Although the weekly Internet radio audience skews slightly male, it attracts a broad range of age groups, and the most avid listeners aren’t necessarily the youngest, the survey also found. In fact, the 45 to 54 age group does the most listening compared to other age groups. A total of 27 percent of 35- to 44-year-olds listened to Internet radio in the prior week, as did 18 percent of 45- to 54-year-olds. In the 25 to 34 group, it was 15 percent, and 12 percent of the people in the 12 to 17 group and in the 18 to 24 group listened to Internet radio in the previous week.

Weekly Internet radio listeners were 52 percent male and 48 percent female.

Audio podcasting listening is also on the upswing. Eighteen percent of the surveyed people have listened to an audio podcast, up from 13 percent in 2007. Nine percent, or an estimated 23 million, have listened to an audio podcast in the past month.

Edison also determined that Internet radio is gaining on traditional radio as a medium for learning about new music. In 2008, 49 percent of surveyed consumers called traditional radio the medium “you turn to first to learn about new music,” with 25 percent citing Internet radio as the medium to turn to first. In 2002, in contrast, 63 percent said they turned first to traditional radio, with only 9 percent turning to Internet radio.

Among teens, however, “the Internet now leads radio for music discovery,” Edison said.

“Users continue to prove that they want to consume radio on their terms,” said Tom Webster, Edison VP. “On-demand media and a wealth of portable devices are creating listening occasions that were previously either unavailable or under-utilized, which is increasing the overall demand for audio content.”

A total of 1,857 people were interviewed earlier this year by telephone .

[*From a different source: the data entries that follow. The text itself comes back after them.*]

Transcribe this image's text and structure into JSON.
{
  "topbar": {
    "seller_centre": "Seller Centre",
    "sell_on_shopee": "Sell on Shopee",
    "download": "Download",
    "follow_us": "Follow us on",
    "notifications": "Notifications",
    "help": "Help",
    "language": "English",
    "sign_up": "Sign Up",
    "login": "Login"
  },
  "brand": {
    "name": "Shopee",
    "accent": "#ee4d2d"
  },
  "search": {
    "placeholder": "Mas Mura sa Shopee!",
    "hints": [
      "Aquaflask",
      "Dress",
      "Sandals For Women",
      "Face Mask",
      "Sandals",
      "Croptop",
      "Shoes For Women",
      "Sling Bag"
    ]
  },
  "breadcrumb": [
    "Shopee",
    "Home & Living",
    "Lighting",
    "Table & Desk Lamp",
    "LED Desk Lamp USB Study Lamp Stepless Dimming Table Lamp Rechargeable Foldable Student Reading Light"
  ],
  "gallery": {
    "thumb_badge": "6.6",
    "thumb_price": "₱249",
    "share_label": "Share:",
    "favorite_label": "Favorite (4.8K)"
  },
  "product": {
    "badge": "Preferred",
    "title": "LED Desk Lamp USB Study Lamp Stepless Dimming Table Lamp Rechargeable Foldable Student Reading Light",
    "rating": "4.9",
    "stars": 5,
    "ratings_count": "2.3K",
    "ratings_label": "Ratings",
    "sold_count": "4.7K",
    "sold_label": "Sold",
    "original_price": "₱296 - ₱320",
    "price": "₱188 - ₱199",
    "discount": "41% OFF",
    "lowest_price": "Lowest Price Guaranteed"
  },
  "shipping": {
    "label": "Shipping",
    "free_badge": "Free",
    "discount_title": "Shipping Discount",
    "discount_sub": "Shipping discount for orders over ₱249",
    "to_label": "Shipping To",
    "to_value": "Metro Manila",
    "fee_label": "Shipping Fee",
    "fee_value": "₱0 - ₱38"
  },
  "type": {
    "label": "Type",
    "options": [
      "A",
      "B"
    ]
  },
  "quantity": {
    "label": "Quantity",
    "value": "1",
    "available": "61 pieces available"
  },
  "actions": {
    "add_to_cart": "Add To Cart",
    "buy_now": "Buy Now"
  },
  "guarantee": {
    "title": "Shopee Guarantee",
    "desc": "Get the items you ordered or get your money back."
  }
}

Fl Appellate Court Rules Media Can Legally Lie

By Mike Gaddy
SierraTimes.com

On February 14, a Florida Appeals court ruled there is absolutely nothing illegal about lying, concealing or distorting information by a major press organization. The court reversed the $425,000 jury verdict in favor of journalist Jane Akre who charged she was pressured by Fox Television management and lawyers to air what she knew and documented to be false information. The ruling basically declares it is technically not against any law, rule, or regulation to deliberately lie or distort the news on a television broadcast.

On August 18, 2000, a six-person jury was unanimous in its conclusion that Akre was indeed fired for threatening to report the station’s pressure to broadcast what jurors decided was “a false, distorted, or slanted” story about the widespread use of growth hormone in dairy cows. The court did not dispute the heart of Akre’s claim, that Fox pressured her to broadcast a false story to protect the broadcaster from having to defend the truth in court, as well as suffer the ire of irate advertisers.

Fox argued from the first, and failed on three separate occasions, in front of three different judges, to have the case tossed out on the grounds there is no hard, fast, and written rule against deliberate distortion of the news. The attorneys for Fox, owned by media baron Rupert Murdock, argued the First Amendment gives broadcasters the right to lie or deliberately distort news reports on the public airwaves.

In its six-page written decision, the Court of Appeals held that the Federal Communications Commission position against news distortion is only a “policy,” not a promulgated law, rule, or regulation.

Fox aired a report after the ruling saying it was “totally vindicated” by the verdict.

http://www.sierratimes.com/03/02/28/arpubmg022803.htm